Going back to college as a mature student and choosing a course he was interested in was the best decision for Shane McDonagh.
Following some negative experiences in secondary school which saw him struggling with his confidence, Shane did not immediately pursue third level education after completing his Leaving Certificate.
Now aged 34, Shane lives with his parents Fiach and Ann, his sister Niamh, and nephew Luke (8) in Camolin, Co. Wexford.
“I suppose I was a bit fed up with education. I enjoyed primary school, but I found secondary school a bit difficult,” recalls Shane who lives with spina bifida, hydrocephalus, and scoliosis.
“I found it hard to adjust and I suppose I always felt a bit different from the other kids. My scoliosis was starting to take hold and I was beginning to look a lot different than everyone else.
“I did try to make the most of it and I tried to do my best, but it dented my confidence quite a bit. And I was not the best student as my mind was always distracted with other things.”
Looking back now, Shane says that secondary school was not all negative for him and his advice to anyone having difficulty fitting into school is to try and ignore the negativity and ‘stay positive and strong’.
“You will get there, and it will be grand in the end. As long as you have the support of family and friends, it will work out for you in the end,” he says.
A couple of years after leaving secondary school, Shane decided to do a course in administration which he enjoyed, however, unfortunately it did not lead to any employment.
He then took on a more advanced course in office and financial administration in Enniscorthy in 2007 and this led to him securing a very successful job with a private training company, also in Enniscorthy.
“I stayed with them for four years until the recession hit and the company was forced to downsize. It was a very good job to have in hindsight, I suppose I did not really appreciate it at the time and it was a lovely company to work for,” says Shane.
“I spent another couple of years unemployed and I then decided I would have to get myself back into the workforce and try to find another job. I got a job with a private medical practitioner but it only lasted six months.”
Shane then decided that it was time for something new in his life and decided that going back to college would be the best thing to do. And unlike when he left secondary school, he realised that furthering his education to get a good job was not just a case of choosing a third level course, he had to pick the right course.
“I realised that college is not just a case of picking any course, you have to pick the right path for yourself to take. If it is right for you, then that is the main thing,” he says.
“I wanted to do something in media studies and I found a course in media studies in Ormond College in Kilkenny with a number of modules, including radio production which I was really interested in.
“Unfortunately, again I struggled with my confidence and ability to stay focused, however, I was delighted with the radio production module and I passed it with flying colours, earning a distinction.”
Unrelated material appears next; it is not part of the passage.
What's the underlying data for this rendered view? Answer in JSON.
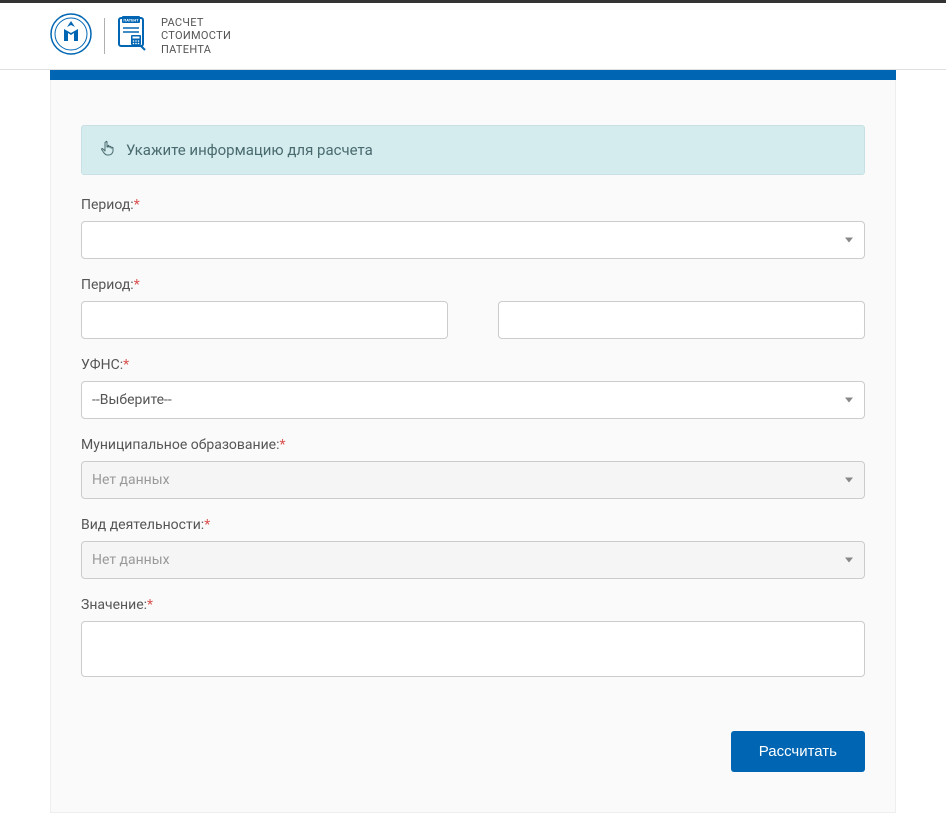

Having completed the course, Shane struggled to find a job. He did eventually secure employment with a company in Enniscorthy, however, this job only lasted three months.
“Unfortunately, I have gone through long periods of unemployment and recently I was finding it difficult to be confident and stay motivated.
“However, I am really now trying to get back into the swing of things and I am trying to stay as positive as I can – at times that is easier said than done.
“I have a plan now which I am working towards. I would like to move back to Kilkenny. I am on a waiting list with Employability in Kilkenny to try and help me get a job which would allow me to move there and rent accommodation.
“I have some contacts in the community radio station in Kilkenny who hopefully will be able to help me get work experience and once I have some experience I would hope to be able to pursue a career in radio.”
To help Shane keep himself ‘sharp and get back into my rhythm’, he has recently joined an exercise programme in his local gym.
“I was in a slump, I was sitting around doing nothing for too long. Half the battle was recognising this and now I am doing something about it. My sister-in-law mentioned this gym programme to me and I jumped at the chance.
“The six-month programme helps with your mental as well as physical wellbeing. I attend a weekly group exercise class and then we do exercise ‘homework’ for the rest of the week.
“The homework may be a gym class or just going for a walk – something to get you out and about, improving your health and getting fit.”
Despite his struggles to gain employment and his occasional crises of confidence, Shane considers himself to be a very positive and lucky person.
“I am totally ambulant, I have never needed to use a wheelchair. And I have a family who is always there for me,” he says.
“They are a great support to me and I am very thankful for that support network during the times when I am struggling with my confidence and motivation – I am very lucky.”